About the Centre for Culture and Heritage
According to the UNESCO definition of Cultural Heritage, it is includes artefacts, monuments, buildings and sites, museums that have a diversity of values including symbolic, historic, artistic, aesthetic, ethnological or anthropological, scientific and social significance. It includes tangible heritage (movable, immobile and underwater), intangible cultural heritage (ICH) embedded into cultural, and natural heritage artefacts, sites or monuments.
This cultural heritage arrives as such through its human connections and activities: Culture is a dynamic and living word. Culture embraces the complex ways in which we understand our modes of living
Culture is alive in our festivals, celebrations, collective memory, personal and community identities.
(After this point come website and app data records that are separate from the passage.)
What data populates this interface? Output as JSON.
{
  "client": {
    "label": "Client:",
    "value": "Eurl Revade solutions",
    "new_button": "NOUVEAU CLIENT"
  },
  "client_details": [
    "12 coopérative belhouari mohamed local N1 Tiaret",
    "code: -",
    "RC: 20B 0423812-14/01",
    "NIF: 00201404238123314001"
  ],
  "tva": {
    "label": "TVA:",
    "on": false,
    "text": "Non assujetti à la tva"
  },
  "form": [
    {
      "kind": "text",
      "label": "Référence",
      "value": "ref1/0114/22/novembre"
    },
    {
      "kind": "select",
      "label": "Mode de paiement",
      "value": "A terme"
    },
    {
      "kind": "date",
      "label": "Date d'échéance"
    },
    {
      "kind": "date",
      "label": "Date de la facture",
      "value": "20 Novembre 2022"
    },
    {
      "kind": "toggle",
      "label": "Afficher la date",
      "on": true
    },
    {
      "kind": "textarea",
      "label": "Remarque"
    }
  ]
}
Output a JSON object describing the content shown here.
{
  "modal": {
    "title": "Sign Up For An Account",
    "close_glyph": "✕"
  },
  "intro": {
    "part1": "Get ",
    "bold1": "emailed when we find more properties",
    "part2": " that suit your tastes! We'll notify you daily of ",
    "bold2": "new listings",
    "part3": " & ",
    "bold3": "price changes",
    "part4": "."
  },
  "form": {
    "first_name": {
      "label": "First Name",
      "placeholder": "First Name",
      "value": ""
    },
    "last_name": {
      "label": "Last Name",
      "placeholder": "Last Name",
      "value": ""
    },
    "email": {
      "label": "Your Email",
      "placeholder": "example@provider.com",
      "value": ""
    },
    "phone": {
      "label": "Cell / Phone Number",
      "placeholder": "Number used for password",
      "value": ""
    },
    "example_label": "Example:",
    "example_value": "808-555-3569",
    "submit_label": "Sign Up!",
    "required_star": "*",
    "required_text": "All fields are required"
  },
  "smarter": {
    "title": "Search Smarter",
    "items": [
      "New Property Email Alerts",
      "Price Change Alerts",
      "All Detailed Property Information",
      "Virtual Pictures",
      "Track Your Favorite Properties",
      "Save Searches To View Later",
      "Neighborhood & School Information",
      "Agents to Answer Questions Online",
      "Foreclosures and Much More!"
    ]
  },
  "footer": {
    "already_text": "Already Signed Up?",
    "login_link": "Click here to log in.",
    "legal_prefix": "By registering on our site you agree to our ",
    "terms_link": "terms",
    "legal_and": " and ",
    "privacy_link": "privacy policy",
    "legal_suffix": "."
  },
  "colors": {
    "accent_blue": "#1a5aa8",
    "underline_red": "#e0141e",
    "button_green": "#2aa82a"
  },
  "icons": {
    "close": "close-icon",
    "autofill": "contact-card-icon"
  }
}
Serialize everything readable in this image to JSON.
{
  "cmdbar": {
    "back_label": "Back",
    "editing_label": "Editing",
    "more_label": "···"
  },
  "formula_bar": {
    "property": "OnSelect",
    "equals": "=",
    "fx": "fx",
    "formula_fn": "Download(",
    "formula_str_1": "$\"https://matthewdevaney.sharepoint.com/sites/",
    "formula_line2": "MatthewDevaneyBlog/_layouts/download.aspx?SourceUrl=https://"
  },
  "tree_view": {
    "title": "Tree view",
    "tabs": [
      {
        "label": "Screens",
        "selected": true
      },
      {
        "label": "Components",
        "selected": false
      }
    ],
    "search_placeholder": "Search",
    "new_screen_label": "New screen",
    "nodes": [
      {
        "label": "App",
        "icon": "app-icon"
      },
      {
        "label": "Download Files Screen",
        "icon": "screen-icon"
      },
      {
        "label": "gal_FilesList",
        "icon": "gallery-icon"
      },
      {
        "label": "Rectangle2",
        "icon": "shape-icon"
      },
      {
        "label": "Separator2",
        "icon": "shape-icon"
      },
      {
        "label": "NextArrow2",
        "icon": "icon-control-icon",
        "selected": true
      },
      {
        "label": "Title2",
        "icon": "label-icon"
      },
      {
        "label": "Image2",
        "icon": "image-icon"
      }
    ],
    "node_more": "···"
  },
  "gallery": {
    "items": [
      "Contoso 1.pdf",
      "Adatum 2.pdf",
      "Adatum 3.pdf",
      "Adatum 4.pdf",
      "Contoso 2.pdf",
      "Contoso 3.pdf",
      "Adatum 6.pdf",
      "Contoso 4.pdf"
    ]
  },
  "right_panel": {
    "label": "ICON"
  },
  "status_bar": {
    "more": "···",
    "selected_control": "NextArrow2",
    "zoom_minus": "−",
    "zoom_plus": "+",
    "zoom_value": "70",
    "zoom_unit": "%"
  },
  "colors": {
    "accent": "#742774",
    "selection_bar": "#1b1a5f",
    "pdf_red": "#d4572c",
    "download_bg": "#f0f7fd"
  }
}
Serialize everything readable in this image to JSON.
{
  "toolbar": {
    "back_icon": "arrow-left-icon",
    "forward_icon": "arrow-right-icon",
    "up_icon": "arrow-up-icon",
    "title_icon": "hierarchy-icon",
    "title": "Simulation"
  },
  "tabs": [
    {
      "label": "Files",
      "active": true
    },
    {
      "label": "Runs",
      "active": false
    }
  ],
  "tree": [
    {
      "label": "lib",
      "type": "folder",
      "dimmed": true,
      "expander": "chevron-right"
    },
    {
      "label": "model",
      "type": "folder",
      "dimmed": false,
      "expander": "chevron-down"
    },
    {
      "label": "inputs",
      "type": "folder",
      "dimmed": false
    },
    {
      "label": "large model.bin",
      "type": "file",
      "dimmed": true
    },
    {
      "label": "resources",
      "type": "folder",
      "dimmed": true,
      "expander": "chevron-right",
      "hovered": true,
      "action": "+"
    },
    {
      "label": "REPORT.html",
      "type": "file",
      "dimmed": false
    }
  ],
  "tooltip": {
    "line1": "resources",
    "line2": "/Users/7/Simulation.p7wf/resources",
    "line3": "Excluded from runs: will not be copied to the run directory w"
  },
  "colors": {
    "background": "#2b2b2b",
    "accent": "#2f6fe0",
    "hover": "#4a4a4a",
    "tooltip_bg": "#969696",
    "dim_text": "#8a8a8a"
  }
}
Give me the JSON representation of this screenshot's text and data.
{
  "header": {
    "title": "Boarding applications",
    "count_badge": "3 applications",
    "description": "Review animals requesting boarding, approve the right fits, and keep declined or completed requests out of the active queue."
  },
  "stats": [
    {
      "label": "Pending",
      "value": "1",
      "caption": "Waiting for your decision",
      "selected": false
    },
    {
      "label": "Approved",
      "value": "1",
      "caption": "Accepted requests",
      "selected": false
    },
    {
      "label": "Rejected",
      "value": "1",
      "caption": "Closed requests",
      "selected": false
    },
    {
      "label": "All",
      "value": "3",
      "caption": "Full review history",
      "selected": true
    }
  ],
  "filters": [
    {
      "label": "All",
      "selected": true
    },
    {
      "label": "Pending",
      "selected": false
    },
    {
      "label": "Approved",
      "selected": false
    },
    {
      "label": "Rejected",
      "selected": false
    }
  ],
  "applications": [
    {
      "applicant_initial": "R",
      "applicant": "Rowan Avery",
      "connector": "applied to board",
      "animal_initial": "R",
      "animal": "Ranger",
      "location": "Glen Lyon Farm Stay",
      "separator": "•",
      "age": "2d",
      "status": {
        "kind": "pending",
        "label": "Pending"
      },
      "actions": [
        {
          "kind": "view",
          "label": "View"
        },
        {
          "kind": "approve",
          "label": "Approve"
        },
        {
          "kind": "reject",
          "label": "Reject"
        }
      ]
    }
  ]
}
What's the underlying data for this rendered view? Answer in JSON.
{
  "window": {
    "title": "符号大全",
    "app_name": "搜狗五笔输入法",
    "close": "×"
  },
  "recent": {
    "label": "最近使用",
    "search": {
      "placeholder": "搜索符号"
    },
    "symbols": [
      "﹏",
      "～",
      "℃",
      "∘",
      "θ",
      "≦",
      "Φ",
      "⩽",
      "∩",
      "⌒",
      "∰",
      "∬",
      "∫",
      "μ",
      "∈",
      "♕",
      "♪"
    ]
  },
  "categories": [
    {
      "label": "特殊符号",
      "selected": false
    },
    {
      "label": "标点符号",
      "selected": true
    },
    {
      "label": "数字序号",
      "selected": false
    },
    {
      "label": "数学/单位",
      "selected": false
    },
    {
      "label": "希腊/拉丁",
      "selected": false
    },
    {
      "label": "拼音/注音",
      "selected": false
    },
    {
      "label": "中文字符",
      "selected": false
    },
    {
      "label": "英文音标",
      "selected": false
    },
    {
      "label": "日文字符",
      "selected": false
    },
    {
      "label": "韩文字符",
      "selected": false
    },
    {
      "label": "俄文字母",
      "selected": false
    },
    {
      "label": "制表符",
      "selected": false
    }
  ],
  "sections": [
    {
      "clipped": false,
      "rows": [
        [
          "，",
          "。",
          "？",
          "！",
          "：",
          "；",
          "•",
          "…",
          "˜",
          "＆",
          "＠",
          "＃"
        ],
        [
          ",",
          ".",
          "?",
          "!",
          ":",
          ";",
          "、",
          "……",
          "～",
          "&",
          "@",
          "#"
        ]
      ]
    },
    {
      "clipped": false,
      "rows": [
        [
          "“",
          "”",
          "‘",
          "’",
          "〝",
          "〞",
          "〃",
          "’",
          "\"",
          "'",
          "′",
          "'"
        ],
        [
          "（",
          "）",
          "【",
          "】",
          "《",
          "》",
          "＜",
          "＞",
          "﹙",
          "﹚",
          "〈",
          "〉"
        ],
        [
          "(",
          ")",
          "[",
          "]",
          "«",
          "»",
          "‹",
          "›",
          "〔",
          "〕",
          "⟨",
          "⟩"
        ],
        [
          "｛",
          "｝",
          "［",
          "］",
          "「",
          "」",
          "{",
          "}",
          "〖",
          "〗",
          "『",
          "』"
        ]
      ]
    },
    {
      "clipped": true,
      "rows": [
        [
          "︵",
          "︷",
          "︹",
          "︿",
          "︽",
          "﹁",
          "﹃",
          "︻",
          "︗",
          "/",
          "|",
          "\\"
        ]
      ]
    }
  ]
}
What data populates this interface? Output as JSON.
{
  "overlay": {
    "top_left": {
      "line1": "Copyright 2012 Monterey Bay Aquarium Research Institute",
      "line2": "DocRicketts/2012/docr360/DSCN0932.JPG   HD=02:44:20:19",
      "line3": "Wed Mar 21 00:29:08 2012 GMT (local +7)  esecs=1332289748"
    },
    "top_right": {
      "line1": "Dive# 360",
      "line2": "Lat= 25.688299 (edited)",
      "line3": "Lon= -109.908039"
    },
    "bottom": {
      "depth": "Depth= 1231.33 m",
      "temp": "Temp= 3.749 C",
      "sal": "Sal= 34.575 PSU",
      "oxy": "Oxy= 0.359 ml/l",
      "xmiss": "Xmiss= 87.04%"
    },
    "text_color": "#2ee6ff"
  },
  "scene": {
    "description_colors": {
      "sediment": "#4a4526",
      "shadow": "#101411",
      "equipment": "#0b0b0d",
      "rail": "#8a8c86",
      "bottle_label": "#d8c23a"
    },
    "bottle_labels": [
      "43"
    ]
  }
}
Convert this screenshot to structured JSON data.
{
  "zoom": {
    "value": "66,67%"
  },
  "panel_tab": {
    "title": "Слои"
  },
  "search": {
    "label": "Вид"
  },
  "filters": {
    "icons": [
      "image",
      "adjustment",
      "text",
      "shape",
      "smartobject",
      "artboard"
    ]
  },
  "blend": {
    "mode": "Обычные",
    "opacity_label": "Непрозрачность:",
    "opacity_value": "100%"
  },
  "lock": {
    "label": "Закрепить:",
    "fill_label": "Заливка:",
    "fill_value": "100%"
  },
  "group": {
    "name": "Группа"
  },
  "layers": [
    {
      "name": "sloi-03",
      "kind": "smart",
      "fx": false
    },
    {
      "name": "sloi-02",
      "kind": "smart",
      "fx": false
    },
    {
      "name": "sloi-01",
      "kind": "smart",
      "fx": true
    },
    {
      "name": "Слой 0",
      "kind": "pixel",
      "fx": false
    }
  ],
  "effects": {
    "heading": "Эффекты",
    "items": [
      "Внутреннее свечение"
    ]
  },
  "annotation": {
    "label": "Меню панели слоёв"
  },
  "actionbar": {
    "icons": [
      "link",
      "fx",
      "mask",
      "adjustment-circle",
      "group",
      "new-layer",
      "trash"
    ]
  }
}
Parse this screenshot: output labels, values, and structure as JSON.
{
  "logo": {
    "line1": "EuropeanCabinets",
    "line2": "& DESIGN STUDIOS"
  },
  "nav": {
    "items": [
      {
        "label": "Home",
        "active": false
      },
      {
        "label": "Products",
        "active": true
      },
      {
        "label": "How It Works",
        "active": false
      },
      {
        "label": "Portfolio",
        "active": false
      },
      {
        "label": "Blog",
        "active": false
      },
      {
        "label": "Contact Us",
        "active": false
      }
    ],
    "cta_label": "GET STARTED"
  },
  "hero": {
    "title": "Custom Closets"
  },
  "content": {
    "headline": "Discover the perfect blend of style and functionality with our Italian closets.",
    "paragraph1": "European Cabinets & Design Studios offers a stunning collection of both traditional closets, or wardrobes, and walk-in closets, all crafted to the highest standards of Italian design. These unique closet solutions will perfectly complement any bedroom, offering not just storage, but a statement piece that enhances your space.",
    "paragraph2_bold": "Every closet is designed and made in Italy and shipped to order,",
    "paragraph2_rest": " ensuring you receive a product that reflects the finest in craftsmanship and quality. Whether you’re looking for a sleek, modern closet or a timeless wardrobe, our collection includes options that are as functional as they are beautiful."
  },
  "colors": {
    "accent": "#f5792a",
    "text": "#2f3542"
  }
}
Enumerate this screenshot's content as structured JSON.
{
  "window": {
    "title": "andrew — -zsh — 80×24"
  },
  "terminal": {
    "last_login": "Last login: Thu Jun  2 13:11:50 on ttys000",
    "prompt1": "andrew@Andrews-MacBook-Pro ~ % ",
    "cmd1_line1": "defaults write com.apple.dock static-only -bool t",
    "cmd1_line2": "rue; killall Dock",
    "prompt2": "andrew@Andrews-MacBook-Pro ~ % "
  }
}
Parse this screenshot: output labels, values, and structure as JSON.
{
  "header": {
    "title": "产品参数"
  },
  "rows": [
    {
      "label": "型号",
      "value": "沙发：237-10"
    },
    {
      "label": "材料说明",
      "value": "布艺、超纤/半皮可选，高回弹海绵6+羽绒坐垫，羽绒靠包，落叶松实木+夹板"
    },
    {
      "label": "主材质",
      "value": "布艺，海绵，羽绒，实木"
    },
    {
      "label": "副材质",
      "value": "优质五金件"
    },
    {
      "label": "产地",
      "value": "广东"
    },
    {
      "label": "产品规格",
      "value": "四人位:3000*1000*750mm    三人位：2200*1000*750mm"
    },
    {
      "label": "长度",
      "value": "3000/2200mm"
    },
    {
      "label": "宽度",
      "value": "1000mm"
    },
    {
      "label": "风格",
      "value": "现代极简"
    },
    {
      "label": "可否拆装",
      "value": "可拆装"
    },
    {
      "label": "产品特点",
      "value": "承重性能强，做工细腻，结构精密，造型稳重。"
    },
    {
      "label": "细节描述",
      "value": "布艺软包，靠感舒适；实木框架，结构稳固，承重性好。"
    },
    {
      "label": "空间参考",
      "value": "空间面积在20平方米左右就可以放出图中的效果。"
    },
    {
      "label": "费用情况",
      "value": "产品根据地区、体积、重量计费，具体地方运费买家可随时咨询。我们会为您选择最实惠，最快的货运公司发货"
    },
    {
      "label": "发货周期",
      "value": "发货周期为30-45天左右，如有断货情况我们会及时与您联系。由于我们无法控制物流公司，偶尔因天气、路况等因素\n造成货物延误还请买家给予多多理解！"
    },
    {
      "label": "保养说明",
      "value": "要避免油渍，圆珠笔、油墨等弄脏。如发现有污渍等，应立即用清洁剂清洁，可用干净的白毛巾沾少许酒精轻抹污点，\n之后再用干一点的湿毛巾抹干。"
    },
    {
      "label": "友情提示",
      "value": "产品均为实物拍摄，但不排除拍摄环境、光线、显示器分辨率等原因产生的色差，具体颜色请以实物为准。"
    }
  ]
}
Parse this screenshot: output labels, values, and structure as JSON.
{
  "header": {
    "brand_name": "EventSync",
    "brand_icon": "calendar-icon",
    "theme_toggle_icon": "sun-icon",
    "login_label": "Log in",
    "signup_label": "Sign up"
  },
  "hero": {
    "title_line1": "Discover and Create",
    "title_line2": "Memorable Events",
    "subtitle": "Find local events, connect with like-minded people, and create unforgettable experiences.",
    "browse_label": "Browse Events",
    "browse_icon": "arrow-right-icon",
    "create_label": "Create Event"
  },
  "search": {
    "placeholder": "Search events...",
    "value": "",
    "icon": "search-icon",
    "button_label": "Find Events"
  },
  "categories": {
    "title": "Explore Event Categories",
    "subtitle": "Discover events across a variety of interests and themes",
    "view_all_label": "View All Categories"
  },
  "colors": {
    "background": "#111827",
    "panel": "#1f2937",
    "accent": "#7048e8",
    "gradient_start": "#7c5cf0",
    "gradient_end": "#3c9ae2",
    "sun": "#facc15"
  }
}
Culture carries through generations, in times of stasis and in times of change, and includes social customs, diverse practices, the importance of place, of objects, artistic expressions and our values and ways of being together.
Research in Culture and Heritage is by its nature, interdisciplinary and co-creative. Across the arts and humanities, we study histories and times, places, acts of making, individuals, universalities and communities. Our aim is to co-create and grow new forms of practice, understanding and communications that enhance life, value what we have and shape new, better ways of being.
Cultural Heritage is embedded in all human activities. Through events, activities, places and people, research and methodologies, we can produce tangible representations of our value systems, beliefs, traditions and lifestyles, in sustainable ways which better our lives and the lives of the future.
Amanda is an award-winning internationally published novelist, journalist and writer.
Michael is Associate Professor of History and an historian of early modern Europe, with specialisations in intellectual history and the history of science.